---------- Data section ----------

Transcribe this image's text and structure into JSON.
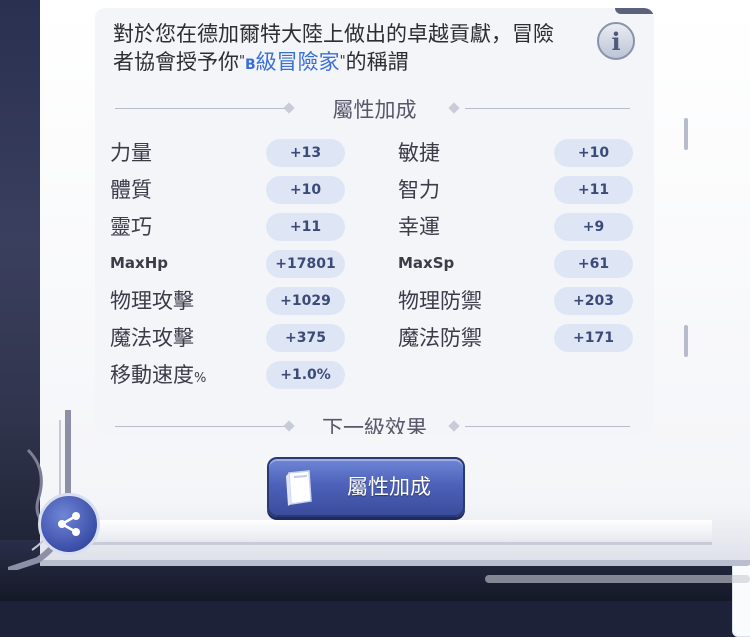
{
  "description": {
    "line1": "對於您在德加爾特大陸上做出的卓越貢獻，冒險",
    "line2_prefix": "者協會授予你",
    "title_prefix": "B",
    "title_name": "級冒險家",
    "line2_suffix": "的稱謂"
  },
  "section_header": "屬性加成",
  "next_level_header": "下一級效果",
  "stats": [
    {
      "label": "力量",
      "value": "+13"
    },
    {
      "label": "敏捷",
      "value": "+10"
    },
    {
      "label": "體質",
      "value": "+10"
    },
    {
      "label": "智力",
      "value": "+11"
    },
    {
      "label": "靈巧",
      "value": "+11"
    },
    {
      "label": "幸運",
      "value": "+9"
    },
    {
      "label": "MaxHp",
      "value": "+17801"
    },
    {
      "label": "MaxSp",
      "value": "+61"
    },
    {
      "label": "物理攻擊",
      "value": "+1029"
    },
    {
      "label": "物理防禦",
      "value": "+203"
    },
    {
      "label": "魔法攻擊",
      "value": "+375"
    },
    {
      "label": "魔法防禦",
      "value": "+171"
    },
    {
      "label": "移動速度",
      "label_suffix": "%",
      "value": "+1.0%"
    }
  ],
  "button_label": "屬性加成",
  "icons": {
    "info": "info-icon",
    "book": "book-icon",
    "share": "share-icon"
  },
  "colors": {
    "accent_title": "#3a6fd8",
    "button": "#4d62b9",
    "pill": "#dee6f6"
  }
}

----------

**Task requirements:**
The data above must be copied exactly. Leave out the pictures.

**Final answer:**
Transcribe this image's text and structure into JSON.
{
  "description": {
    "line1": "對於您在德加爾特大陸上做出的卓越貢獻，冒險",
    "line2_prefix": "者協會授予你",
    "title_prefix": "B",
    "title_name": "級冒險家",
    "line2_suffix": "的稱謂"
  },
  "section_header": "屬性加成",
  "next_level_header": "下一級效果",
  "stats": [
    {
      "label": "力量",
      "value": "+13"
    },
    {
      "label": "敏捷",
      "value": "+10"
    },
    {
      "label": "體質",
      "value": "+10"
    },
    {
      "label": "智力",
      "value": "+11"
    },
    {
      "label": "靈巧",
      "value": "+11"
    },
    {
      "label": "幸運",
      "value": "+9"
    },
    {
      "label": "MaxHp",
      "value": "+17801"
    },
    {
      "label": "MaxSp",
      "value": "+61"
    },
    {
      "label": "物理攻擊",
      "value": "+1029"
    },
    {
      "label": "物理防禦",
      "value": "+203"
    },
    {
      "label": "魔法攻擊",
      "value": "+375"
    },
    {
      "label": "魔法防禦",
      "value": "+171"
    },
    {
      "label": "移動速度",
      "label_suffix": "%",
      "value": "+1.0%"
    }
  ],
  "button_label": "屬性加成",
  "icons": {
    "info": "info-icon",
    "book": "book-icon",
    "share": "share-icon"
  },
  "colors": {
    "accent_title": "#3a6fd8",
    "button": "#4d62b9",
    "pill": "#dee6f6"
  }
}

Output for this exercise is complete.